DATASET EXCERPTS:

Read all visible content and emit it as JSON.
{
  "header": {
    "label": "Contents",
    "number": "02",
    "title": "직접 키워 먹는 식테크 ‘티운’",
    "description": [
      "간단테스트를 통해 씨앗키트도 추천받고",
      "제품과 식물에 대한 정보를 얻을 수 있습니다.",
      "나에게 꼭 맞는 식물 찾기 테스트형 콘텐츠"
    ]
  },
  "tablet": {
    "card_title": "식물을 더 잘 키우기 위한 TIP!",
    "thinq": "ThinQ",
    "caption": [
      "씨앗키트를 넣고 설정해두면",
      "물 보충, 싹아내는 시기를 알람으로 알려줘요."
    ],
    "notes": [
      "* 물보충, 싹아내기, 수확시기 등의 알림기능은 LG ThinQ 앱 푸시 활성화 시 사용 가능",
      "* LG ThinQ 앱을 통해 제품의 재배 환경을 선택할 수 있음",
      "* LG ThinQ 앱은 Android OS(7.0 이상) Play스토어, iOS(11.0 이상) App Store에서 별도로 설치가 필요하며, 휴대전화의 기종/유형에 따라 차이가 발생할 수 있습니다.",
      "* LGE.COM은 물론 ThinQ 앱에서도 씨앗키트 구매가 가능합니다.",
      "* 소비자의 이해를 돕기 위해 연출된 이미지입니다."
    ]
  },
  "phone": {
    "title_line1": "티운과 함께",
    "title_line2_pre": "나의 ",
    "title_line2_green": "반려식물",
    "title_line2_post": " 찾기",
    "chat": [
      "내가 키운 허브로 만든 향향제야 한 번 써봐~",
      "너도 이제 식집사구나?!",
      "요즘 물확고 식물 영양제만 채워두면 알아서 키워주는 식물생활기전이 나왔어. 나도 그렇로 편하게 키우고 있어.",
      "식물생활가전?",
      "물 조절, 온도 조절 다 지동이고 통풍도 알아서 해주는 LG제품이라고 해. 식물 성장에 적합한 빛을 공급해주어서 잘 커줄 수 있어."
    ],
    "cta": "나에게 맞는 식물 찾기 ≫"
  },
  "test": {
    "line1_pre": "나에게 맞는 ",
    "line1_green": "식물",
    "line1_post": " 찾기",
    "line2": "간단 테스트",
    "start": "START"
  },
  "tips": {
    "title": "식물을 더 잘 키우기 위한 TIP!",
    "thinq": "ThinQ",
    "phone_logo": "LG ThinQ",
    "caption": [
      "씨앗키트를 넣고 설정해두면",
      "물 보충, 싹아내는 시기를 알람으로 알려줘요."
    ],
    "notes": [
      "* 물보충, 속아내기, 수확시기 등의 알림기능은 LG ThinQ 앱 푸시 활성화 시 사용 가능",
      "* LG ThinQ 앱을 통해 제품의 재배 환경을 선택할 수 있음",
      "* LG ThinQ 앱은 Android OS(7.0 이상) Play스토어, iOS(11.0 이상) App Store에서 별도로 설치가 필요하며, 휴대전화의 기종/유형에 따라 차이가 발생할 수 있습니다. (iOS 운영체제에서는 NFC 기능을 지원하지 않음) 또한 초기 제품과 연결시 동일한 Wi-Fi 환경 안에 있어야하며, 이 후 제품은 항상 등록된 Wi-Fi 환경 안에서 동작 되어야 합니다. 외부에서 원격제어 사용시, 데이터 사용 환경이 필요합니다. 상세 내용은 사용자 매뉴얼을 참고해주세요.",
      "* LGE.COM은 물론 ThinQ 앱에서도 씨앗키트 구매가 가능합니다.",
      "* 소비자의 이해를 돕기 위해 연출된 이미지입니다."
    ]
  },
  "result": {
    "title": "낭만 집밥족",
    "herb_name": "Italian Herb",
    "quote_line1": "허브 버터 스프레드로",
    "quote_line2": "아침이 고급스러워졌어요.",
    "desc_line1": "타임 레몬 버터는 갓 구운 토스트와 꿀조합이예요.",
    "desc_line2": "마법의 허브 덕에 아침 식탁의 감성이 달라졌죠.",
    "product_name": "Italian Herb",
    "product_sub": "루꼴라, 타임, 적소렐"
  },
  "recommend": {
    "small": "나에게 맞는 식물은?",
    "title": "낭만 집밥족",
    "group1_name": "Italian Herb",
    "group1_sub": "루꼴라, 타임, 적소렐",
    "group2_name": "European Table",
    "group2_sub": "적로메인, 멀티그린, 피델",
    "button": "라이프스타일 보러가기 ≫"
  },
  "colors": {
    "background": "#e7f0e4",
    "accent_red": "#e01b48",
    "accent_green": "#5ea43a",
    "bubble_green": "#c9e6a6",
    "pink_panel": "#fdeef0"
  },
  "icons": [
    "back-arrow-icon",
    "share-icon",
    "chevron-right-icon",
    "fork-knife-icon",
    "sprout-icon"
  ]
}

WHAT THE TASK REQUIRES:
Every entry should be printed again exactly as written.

RESULT FOR THIS EXERCISE:
Read all visible content and emit it as JSON.
{
  "header": {
    "label": "Contents",
    "number": "02",
    "title": "직접 키워 먹는 식테크 ‘티운’",
    "description": [
      "간단테스트를 통해 씨앗키트도 추천받고",
      "제품과 식물에 대한 정보를 얻을 수 있습니다.",
      "나에게 꼭 맞는 식물 찾기 테스트형 콘텐츠"
    ]
  },
  "tablet": {
    "card_title": "식물을 더 잘 키우기 위한 TIP!",
    "thinq": "ThinQ",
    "caption": [
      "씨앗키트를 넣고 설정해두면",
      "물 보충, 싹아내는 시기를 알람으로 알려줘요."
    ],
    "notes": [
      "* 물보충, 싹아내기, 수확시기 등의 알림기능은 LG ThinQ 앱 푸시 활성화 시 사용 가능",
      "* LG ThinQ 앱을 통해 제품의 재배 환경을 선택할 수 있음",
      "* LG ThinQ 앱은 Android OS(7.0 이상) Play스토어, iOS(11.0 이상) App Store에서 별도로 설치가 필요하며, 휴대전화의 기종/유형에 따라 차이가 발생할 수 있습니다.",
      "* LGE.COM은 물론 ThinQ 앱에서도 씨앗키트 구매가 가능합니다.",
      "* 소비자의 이해를 돕기 위해 연출된 이미지입니다."
    ]
  },
  "phone": {
    "title_line1": "티운과 함께",
    "title_line2_pre": "나의 ",
    "title_line2_green": "반려식물",
    "title_line2_post": " 찾기",
    "chat": [
      "내가 키운 허브로 만든 향향제야 한 번 써봐~",
      "너도 이제 식집사구나?!",
      "요즘 물확고 식물 영양제만 채워두면 알아서 키워주는 식물생활기전이 나왔어. 나도 그렇로 편하게 키우고 있어.",
      "식물생활가전?",
      "물 조절, 온도 조절 다 지동이고 통풍도 알아서 해주는 LG제품이라고 해. 식물 성장에 적합한 빛을 공급해주어서 잘 커줄 수 있어."
    ],
    "cta": "나에게 맞는 식물 찾기 ≫"
  },
  "test": {
    "line1_pre": "나에게 맞는 ",
    "line1_green": "식물",
    "line1_post": " 찾기",
    "line2": "간단 테스트",
    "start": "START"
  },
  "tips": {
    "title": "식물을 더 잘 키우기 위한 TIP!",
    "thinq": "ThinQ",
    "phone_logo": "LG ThinQ",
    "caption": [
      "씨앗키트를 넣고 설정해두면",
      "물 보충, 싹아내는 시기를 알람으로 알려줘요."
    ],
    "notes": [
      "* 물보충, 속아내기, 수확시기 등의 알림기능은 LG ThinQ 앱 푸시 활성화 시 사용 가능",
      "* LG ThinQ 앱을 통해 제품의 재배 환경을 선택할 수 있음",
      "* LG ThinQ 앱은 Android OS(7.0 이상) Play스토어, iOS(11.0 이상) App Store에서 별도로 설치가 필요하며, 휴대전화의 기종/유형에 따라 차이가 발생할 수 있습니다. (iOS 운영체제에서는 NFC 기능을 지원하지 않음) 또한 초기 제품과 연결시 동일한 Wi-Fi 환경 안에 있어야하며, 이 후 제품은 항상 등록된 Wi-Fi 환경 안에서 동작 되어야 합니다. 외부에서 원격제어 사용시, 데이터 사용 환경이 필요합니다. 상세 내용은 사용자 매뉴얼을 참고해주세요.",
      "* LGE.COM은 물론 ThinQ 앱에서도 씨앗키트 구매가 가능합니다.",
      "* 소비자의 이해를 돕기 위해 연출된 이미지입니다."
    ]
  },
  "result": {
    "title": "낭만 집밥족",
    "herb_name": "Italian Herb",
    "quote_line1": "허브 버터 스프레드로",
    "quote_line2": "아침이 고급스러워졌어요.",
    "desc_line1": "타임 레몬 버터는 갓 구운 토스트와 꿀조합이예요.",
    "desc_line2": "마법의 허브 덕에 아침 식탁의 감성이 달라졌죠.",
    "product_name": "Italian Herb",
    "product_sub": "루꼴라, 타임, 적소렐"
  },
  "recommend": {
    "small": "나에게 맞는 식물은?",
    "title": "낭만 집밥족",
    "group1_name": "Italian Herb",
    "group1_sub": "루꼴라, 타임, 적소렐",
    "group2_name": "European Table",
    "group2_sub": "적로메인, 멀티그린, 피델",
    "button": "라이프스타일 보러가기 ≫"
  },
  "colors": {
    "background": "#e7f0e4",
    "accent_red": "#e01b48",
    "accent_green": "#5ea43a",
    "bubble_green": "#c9e6a6",
    "pink_panel": "#fdeef0"
  },
  "icons": [
    "back-arrow-icon",
    "share-icon",
    "chevron-right-icon",
    "fork-knife-icon",
    "sprout-icon"
  ]
}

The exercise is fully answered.